— AIM OF THE TASK —
Every line that contains "JSON" must be located and copied from the data.

— DATA FOR ANALYSIS —
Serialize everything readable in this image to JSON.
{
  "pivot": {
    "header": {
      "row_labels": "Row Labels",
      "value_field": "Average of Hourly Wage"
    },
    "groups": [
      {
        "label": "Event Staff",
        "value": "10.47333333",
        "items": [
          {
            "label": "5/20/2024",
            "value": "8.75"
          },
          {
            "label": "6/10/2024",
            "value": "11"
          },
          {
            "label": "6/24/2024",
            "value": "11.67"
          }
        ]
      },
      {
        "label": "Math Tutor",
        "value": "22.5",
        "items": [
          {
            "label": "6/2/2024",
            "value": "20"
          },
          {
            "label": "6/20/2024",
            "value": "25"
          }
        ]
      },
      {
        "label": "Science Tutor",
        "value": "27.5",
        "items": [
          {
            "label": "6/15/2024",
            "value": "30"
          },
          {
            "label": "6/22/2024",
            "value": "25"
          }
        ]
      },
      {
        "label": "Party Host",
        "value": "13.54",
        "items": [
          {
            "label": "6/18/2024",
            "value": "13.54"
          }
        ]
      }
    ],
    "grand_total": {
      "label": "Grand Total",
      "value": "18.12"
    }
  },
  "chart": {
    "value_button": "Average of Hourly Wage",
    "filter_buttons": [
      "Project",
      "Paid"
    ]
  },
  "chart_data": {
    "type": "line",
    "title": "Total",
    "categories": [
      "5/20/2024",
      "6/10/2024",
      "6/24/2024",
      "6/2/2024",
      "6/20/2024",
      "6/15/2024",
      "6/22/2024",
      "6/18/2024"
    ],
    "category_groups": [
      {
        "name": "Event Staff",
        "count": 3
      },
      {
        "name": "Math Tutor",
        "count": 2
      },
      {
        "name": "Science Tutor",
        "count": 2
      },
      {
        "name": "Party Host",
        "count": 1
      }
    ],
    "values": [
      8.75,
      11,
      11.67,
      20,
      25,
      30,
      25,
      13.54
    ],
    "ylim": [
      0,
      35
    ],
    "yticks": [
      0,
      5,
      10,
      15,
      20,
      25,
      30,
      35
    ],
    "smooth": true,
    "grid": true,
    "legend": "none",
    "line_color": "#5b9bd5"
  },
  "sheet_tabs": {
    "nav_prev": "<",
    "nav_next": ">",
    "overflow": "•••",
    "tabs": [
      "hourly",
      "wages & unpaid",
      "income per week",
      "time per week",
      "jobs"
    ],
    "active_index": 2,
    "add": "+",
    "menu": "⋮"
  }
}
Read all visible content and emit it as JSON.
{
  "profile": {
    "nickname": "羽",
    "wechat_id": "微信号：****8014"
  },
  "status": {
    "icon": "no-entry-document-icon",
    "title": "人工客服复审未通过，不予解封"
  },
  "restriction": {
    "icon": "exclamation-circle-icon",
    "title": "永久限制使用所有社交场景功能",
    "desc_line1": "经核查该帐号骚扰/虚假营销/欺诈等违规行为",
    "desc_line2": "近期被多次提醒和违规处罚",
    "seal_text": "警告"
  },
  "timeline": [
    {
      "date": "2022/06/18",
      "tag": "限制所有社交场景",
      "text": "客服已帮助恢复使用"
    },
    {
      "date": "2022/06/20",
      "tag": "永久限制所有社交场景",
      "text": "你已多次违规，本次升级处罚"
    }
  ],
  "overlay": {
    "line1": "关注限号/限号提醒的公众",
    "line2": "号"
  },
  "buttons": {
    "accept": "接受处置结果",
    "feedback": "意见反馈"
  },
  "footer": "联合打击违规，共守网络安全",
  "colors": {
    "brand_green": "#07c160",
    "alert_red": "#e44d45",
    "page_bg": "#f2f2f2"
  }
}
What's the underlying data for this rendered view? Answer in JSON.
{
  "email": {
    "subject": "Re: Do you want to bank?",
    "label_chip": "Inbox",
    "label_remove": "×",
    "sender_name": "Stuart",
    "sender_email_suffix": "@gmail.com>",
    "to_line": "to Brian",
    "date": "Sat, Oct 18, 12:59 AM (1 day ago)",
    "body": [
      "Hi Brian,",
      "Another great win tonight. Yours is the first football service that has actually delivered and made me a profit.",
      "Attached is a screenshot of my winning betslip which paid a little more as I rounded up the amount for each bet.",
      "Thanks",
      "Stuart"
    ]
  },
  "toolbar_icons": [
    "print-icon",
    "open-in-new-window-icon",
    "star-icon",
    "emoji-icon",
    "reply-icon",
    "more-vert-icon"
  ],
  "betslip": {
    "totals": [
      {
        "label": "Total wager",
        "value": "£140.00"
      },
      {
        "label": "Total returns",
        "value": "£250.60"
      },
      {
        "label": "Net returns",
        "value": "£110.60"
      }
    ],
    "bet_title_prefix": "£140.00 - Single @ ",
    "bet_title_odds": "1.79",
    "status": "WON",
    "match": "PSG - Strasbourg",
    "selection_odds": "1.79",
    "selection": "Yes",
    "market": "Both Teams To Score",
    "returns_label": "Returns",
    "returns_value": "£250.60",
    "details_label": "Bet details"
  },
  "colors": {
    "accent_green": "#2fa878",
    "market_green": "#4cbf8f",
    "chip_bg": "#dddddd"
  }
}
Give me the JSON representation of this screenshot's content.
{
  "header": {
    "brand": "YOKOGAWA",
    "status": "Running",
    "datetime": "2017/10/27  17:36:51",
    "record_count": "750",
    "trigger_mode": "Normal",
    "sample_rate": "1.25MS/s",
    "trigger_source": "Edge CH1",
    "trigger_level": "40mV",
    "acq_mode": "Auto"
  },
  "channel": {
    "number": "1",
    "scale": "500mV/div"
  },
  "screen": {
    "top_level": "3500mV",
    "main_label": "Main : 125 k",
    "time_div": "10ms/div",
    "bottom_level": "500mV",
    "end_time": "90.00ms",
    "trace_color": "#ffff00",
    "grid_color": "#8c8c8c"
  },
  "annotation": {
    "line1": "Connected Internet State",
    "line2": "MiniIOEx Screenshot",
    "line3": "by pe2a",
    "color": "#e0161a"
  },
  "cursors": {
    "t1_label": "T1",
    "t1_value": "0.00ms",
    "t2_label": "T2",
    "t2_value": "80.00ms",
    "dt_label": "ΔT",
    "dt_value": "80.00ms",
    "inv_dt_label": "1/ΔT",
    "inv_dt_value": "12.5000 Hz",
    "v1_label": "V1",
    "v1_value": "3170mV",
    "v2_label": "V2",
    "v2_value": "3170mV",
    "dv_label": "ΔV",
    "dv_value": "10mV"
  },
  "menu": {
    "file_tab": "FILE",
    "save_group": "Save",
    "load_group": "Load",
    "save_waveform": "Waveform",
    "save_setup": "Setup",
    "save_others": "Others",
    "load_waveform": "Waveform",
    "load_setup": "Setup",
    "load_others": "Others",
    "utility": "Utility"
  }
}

— EXERCISE RESULT —
Serialize everything readable in this image to JSON.
Read all visible content and emit it as JSON.
What's the underlying data for this rendered view? Answer in JSON.
Give me the JSON representation of this screenshot's content.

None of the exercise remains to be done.